Don’t expect to see a particular strategy at a particular time, unless it’s a strategy that should be used every single day in every single lesson.
Instead, stay attuned to what the teacher is trying to accomplish with the lesson. That’s a much fairer basis for judging the effectiveness of a lesson, and will lead to much more relevant discussions.
2. Record evidence in the language of your instructional framework
The more familiar you are with your framework, the more you’ll be able to capture salient points in your notes. Better evidence will make for a better discussion afterward.
3. Choose a focus with plenty of evidence
Don’t start your discussion with “warm” and “cool” feedback. Unless it was an unmitigated disaster, you probably have very little basis for drawing an overall conclusion. The effectiveness of a lesson depends on what happened before and after the lesson, which you don’t get to see in a brief visit.
Instead, start your discussion by looking closely at your instructional framework. What elements seems most salient, given what you observed? Where do you have the most—or the most interesting—evidence to discuss?
4. Look for descriptors of practice
This is where the “calibration” discussion can become productive. Once you’ve decided what you actually have enough evidence on, you can seek to align that evidence with your evaluation rubric or instructional framework.
In the better frameworks, like Danielson’s, you’ll find leveled descriptors of each practice, so you’ll have a reference point other than personal opinions.
Remember, you’re calibrating the way you match evidence to the rubric, not calibrating your judgments of the teacher’s overall performance. You didn’t see the teacher’s overall performance—this is radiology, not true medical rounds.
Toward Better Professional Development for Instructional Leaders
The rounds process can be powerful if we keep our focus on the right goals. It should be a part of every principal’s professional development.
But even more important is getting administrators into their own teachers’ classrooms more often. That’s why I created the 21-Day Instructional Leadership Challenge, which to date has helped more than 3,200 administrators in 50 countries develop the daily habit of providing evidence-rich feedback to their teachers.

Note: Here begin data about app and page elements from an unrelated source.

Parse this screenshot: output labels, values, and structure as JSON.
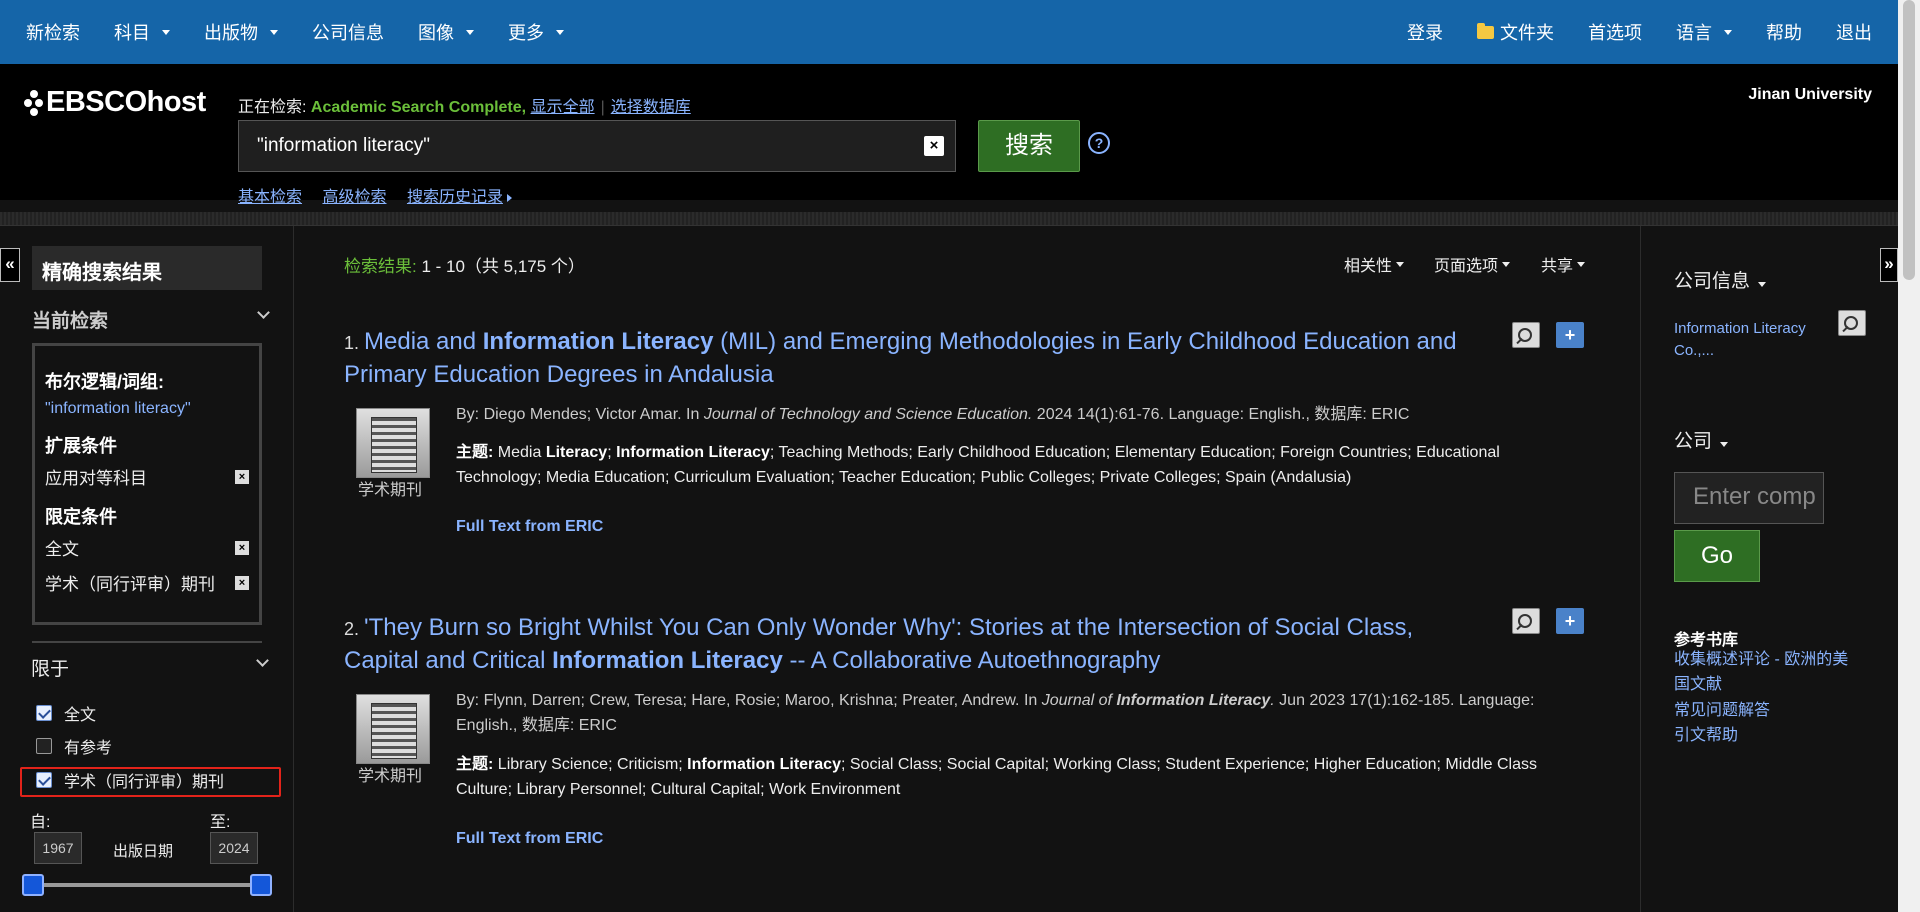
{
  "topnav": {
    "left": [
      {
        "label": "新检索",
        "caret": false
      },
      {
        "label": "科目",
        "caret": true
      },
      {
        "label": "出版物",
        "caret": true
      },
      {
        "label": "公司信息",
        "caret": false
      },
      {
        "label": "图像",
        "caret": true
      },
      {
        "label": "更多",
        "caret": true
      }
    ],
    "right": {
      "login": "登录",
      "folder": "文件夹",
      "preferences": "首选项",
      "language": "语言",
      "help": "帮助",
      "logout": "退出"
    }
  },
  "header": {
    "logo": "EBSCOhost",
    "searching_label": "正在检索:",
    "database": "Academic Search Complete,",
    "show_all": "显示全部",
    "choose_db": "选择数据库",
    "query": "\"information literacy\"",
    "clear": "×",
    "search_button": "搜索",
    "help": "?",
    "basic_search": "基本检索",
    "advanced_search": "高级检索",
    "history": "搜索历史记录",
    "institution": "Jinan University"
  },
  "left": {
    "collapse": "«",
    "title": "精确搜索结果",
    "current_search": "当前检索",
    "boolean_label": "布尔逻辑/词组:",
    "boolean_value": "\"information literacy\"",
    "expanders_label": "扩展条件",
    "expander_item": "应用对等科目",
    "limiters_label": "限定条件",
    "limiter_fulltext": "全文",
    "limiter_peer": "学术（同行评审）期刊",
    "limit_to": "限于",
    "cb_fulltext": "全文",
    "cb_references": "有参考",
    "cb_peer": "学术（同行评审）期刊",
    "from": "自:",
    "to": "至:",
    "from_year": "1967",
    "to_year": "2024",
    "pub_date": "出版日期",
    "x": "×"
  },
  "main": {
    "results_label": "检索结果:",
    "results_range": " 1 - 10（共 5,175 个）",
    "relevance": "相关性",
    "page_options": "页面选项",
    "share": "共享",
    "results": [
      {
        "num": "1.",
        "title_parts": [
          [
            "Media and ",
            false
          ],
          [
            "Information Literacy",
            true
          ],
          [
            " (MIL) and Emerging Methodologies in Early Childhood Education and Primary Education Degrees in Andalusia",
            false
          ]
        ],
        "pubtype": "学术期刊",
        "meta_html": "By: Diego Mendes; Victor Amar. In <i>Journal of Technology and Science Education.</i> 2024 14(1):61-76. Language: English., 数据库: ERIC",
        "subjects_html": "<b>主题:</b> Media <b>Literacy</b>; <b>Information Literacy</b>; Teaching Methods; Early Childhood Education; Elementary Education; Foreign Countries; Educational Technology; Media Education; Curriculum Evaluation; Teacher Education; Public Colleges; Private Colleges; Spain (Andalusia)",
        "fulltext": "Full Text from ERIC"
      },
      {
        "num": "2.",
        "title_parts": [
          [
            "'They Burn so Bright Whilst You Can Only Wonder Why': Stories at the Intersection of Social Class, Capital and Critical ",
            false
          ],
          [
            "Information Literacy",
            true
          ],
          [
            " -- A Collaborative Autoethnography",
            false
          ]
        ],
        "pubtype": "学术期刊",
        "meta_html": "By: Flynn, Darren; Crew, Teresa; Hare, Rosie; Maroo, Krishna; Preater, Andrew. In <i>Journal of <b>Information Literacy</b>.</i> Jun 2023 17(1):162-185. Language: English., 数据库: ERIC",
        "subjects_html": "<b>主题:</b> Library Science; Criticism; <b>Information Literacy</b>; Social Class; Social Capital; Working Class; Student Experience; Higher Education; Middle Class Culture; Library Personnel; Cultural Capital; Work Environment",
        "fulltext": "Full Text from ERIC"
      }
    ]
  },
  "right": {
    "collapse": "»",
    "company_info": "公司信息",
    "company_link": "Information Literacy Co.,...",
    "company": "公司",
    "company_placeholder": "Enter comp",
    "go": "Go",
    "reference_title": "参考书库",
    "ref_link1": "收集概述评论 - 欧洲的美国文献",
    "ref_link2": "常见问题解答",
    "ref_link3": "引文帮助"
  },
  "colors": {
    "nav_blue": "#1565a8",
    "link": "#8ab4ff",
    "green": "#6bbf3a",
    "highlight_red": "#e2231a"
  }
}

If you’re interested in bringing the Challenge to your district, please get in touch. It’s a free program that anyone can join at any time, and if you’d like to bring me out to kick things off, contact me for rates and availability.